One of the things that can be easily forgotten about my present lifestyle (with all that's happening in the pastoral sense) is how rigorous the academic pursuits continue to be while I'm still a seminary student. When I speak with people about my schedule, they hear about church work, about the fire dept and the city of Fate. Seldomly do I bring up the long hours I must spend studying and writing papers to complete my remaining courses at Dallas Theological Seminary. In truth, it still occupies the bulk of my time.
Over the summer, I'm taking two consecutive courses in translating, analyzing and interpreting Hebrew. These are monster courses, requiring focused attention and long hours. Yet it can be so difficult to prioritize it when it doesn't receive the same recognition as pastor duties. Some think pastoring can be a thankless job, but it certainly garners more recognition than Hebrew proficiency. It's far more likely that someone will walk up and say, "That was a moving service," or "that was a convicting sermon," or "that was a beautiful prayer" than it is likely that someone will approach me and say, "that was an thorough and competent exegetical analysis of that Hebrew passage."

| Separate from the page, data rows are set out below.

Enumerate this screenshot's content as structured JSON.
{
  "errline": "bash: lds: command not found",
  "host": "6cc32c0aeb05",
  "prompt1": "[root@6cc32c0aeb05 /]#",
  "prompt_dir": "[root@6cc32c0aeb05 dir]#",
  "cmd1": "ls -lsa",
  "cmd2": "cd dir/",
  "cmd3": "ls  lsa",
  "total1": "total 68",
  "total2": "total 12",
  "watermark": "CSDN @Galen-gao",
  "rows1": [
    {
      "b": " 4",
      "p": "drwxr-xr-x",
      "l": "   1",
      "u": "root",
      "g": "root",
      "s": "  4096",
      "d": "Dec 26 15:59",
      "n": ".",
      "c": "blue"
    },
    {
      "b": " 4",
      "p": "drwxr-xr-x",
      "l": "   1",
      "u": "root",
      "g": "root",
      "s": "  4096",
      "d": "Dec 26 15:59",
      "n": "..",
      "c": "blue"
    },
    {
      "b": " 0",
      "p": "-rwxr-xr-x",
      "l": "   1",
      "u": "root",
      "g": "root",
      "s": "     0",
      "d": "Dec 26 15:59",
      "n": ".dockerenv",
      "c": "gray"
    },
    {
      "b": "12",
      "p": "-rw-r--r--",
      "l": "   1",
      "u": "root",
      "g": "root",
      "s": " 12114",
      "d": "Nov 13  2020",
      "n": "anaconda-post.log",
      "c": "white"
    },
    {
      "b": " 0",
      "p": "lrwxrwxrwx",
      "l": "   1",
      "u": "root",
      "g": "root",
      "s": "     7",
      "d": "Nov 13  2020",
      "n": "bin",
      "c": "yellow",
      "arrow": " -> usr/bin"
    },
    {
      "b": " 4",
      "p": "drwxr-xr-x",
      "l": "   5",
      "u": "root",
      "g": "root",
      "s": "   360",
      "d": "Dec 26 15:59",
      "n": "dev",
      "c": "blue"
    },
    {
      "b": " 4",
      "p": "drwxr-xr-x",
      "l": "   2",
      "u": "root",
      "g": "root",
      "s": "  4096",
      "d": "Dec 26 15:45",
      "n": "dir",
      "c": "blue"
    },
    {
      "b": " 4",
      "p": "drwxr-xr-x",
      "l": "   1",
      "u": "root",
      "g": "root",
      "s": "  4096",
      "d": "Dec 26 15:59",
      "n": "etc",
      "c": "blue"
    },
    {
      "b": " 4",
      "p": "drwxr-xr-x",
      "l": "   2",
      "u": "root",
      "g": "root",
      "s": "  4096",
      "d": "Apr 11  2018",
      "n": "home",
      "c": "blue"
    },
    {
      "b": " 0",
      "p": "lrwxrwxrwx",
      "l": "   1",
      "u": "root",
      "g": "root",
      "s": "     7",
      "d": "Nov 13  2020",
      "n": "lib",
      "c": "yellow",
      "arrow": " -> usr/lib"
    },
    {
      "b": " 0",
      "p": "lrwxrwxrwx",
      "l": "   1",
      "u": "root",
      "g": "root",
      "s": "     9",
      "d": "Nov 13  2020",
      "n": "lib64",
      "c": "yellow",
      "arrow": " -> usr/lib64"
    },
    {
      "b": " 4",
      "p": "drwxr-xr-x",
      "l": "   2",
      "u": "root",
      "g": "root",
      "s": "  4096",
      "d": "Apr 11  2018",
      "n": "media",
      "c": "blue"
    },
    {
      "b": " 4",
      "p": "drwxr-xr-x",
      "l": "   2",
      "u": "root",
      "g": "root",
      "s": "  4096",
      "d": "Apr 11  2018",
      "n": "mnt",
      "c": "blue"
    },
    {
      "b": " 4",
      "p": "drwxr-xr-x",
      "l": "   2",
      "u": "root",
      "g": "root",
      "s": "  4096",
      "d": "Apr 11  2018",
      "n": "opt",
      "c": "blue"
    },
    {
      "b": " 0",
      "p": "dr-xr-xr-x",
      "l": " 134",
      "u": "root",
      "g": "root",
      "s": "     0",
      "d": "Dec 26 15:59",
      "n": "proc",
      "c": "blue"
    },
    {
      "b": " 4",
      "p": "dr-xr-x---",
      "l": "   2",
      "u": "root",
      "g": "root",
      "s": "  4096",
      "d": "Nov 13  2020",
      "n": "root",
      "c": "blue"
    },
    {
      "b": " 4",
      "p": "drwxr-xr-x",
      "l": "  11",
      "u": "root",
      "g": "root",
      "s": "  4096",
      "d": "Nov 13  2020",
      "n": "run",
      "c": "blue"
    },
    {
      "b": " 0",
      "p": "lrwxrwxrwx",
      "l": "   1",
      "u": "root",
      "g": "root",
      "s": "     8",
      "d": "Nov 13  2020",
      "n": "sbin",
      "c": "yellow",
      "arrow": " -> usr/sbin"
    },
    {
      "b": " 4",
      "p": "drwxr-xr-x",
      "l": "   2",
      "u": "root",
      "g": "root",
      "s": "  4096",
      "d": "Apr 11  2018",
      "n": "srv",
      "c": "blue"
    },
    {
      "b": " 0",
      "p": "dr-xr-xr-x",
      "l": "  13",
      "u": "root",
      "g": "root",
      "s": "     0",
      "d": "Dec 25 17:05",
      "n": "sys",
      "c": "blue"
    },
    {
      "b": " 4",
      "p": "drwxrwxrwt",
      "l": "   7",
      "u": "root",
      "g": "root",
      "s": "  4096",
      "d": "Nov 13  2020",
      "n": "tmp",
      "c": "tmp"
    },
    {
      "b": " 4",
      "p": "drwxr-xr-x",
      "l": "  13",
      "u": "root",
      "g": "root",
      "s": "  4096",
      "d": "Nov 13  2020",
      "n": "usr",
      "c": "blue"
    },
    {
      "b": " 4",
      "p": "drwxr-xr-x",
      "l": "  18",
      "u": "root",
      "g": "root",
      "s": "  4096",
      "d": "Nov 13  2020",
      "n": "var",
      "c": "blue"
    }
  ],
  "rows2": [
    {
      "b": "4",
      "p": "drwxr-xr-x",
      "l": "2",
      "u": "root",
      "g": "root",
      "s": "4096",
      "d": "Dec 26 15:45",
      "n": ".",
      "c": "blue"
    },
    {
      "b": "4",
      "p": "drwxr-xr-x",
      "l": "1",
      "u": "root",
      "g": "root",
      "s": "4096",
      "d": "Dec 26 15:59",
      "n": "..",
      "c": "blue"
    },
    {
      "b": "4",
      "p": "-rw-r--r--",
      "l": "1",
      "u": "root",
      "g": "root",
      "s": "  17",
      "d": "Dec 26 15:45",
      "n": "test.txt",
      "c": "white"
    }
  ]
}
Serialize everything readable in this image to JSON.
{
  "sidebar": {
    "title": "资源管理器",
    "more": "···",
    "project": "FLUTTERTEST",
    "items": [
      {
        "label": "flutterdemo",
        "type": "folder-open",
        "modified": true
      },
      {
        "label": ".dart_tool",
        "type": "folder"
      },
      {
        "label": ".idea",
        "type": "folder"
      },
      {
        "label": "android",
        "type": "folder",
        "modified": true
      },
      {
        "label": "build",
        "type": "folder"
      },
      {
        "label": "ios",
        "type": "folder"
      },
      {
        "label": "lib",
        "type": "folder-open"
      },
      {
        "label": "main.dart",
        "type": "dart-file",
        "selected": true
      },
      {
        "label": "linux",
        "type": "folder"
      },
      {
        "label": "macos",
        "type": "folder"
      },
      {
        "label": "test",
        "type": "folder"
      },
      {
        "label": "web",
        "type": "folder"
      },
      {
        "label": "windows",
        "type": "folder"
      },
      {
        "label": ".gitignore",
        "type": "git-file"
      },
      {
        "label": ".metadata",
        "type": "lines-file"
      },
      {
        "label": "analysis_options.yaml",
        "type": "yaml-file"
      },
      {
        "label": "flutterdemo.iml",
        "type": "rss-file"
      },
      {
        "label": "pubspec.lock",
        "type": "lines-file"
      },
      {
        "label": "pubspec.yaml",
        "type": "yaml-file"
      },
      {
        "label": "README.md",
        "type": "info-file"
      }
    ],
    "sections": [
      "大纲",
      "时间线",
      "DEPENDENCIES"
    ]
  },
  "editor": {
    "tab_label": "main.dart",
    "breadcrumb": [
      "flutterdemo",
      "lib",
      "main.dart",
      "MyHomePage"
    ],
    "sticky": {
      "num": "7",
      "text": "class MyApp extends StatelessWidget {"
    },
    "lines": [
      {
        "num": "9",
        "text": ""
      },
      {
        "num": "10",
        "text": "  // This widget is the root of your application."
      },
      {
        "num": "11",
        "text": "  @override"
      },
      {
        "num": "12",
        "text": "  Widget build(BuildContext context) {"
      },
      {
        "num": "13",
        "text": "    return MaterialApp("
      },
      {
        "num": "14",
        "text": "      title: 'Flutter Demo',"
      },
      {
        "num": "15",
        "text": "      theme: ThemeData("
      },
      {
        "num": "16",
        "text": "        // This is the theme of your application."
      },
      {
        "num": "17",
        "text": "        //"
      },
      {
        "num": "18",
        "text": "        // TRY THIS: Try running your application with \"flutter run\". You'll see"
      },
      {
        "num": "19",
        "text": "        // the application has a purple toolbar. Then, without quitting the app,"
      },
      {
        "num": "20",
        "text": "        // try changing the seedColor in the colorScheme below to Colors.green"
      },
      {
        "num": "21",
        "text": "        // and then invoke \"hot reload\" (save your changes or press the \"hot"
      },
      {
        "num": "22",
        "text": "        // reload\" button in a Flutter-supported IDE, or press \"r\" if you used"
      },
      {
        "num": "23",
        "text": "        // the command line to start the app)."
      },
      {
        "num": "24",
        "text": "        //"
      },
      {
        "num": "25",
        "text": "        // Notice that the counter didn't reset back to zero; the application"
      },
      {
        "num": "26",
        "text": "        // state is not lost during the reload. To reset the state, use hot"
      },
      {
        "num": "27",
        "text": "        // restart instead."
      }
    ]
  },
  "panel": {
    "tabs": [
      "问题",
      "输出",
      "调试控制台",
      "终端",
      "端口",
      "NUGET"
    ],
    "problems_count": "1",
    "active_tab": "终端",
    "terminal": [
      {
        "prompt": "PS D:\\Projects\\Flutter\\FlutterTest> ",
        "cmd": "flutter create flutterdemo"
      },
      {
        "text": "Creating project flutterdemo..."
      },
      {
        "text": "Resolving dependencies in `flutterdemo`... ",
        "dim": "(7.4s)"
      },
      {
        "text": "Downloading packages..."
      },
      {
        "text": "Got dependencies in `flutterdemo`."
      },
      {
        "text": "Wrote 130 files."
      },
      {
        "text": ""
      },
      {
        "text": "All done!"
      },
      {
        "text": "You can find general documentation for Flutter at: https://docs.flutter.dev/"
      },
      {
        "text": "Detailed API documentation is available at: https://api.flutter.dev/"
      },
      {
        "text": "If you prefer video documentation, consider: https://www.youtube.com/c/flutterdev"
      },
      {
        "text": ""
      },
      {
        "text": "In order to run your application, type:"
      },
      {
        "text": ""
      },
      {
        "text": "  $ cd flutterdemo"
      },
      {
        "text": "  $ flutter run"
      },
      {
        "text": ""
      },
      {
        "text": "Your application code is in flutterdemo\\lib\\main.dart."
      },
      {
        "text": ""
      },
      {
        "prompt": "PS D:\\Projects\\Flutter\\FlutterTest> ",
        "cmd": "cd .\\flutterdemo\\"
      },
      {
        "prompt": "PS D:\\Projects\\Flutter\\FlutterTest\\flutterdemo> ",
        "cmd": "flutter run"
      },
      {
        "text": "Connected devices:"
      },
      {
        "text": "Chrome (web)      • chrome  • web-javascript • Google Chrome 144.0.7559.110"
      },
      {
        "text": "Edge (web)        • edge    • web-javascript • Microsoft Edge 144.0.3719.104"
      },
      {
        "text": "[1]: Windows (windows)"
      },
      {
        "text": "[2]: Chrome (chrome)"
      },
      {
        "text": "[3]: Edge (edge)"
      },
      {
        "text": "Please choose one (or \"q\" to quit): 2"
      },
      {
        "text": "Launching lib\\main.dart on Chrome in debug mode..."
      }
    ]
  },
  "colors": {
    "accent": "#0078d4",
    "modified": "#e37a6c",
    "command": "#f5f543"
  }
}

So self-discipline is what comes into play because exterior motivators will be sparse. We'll see how it goes. It could be said that reliance on God to get through Hebrew is more of a reality than with most other pursuits, since it requires more discipline than with those other tasks, and I have yet to feel as though I'm a well-disciplined man.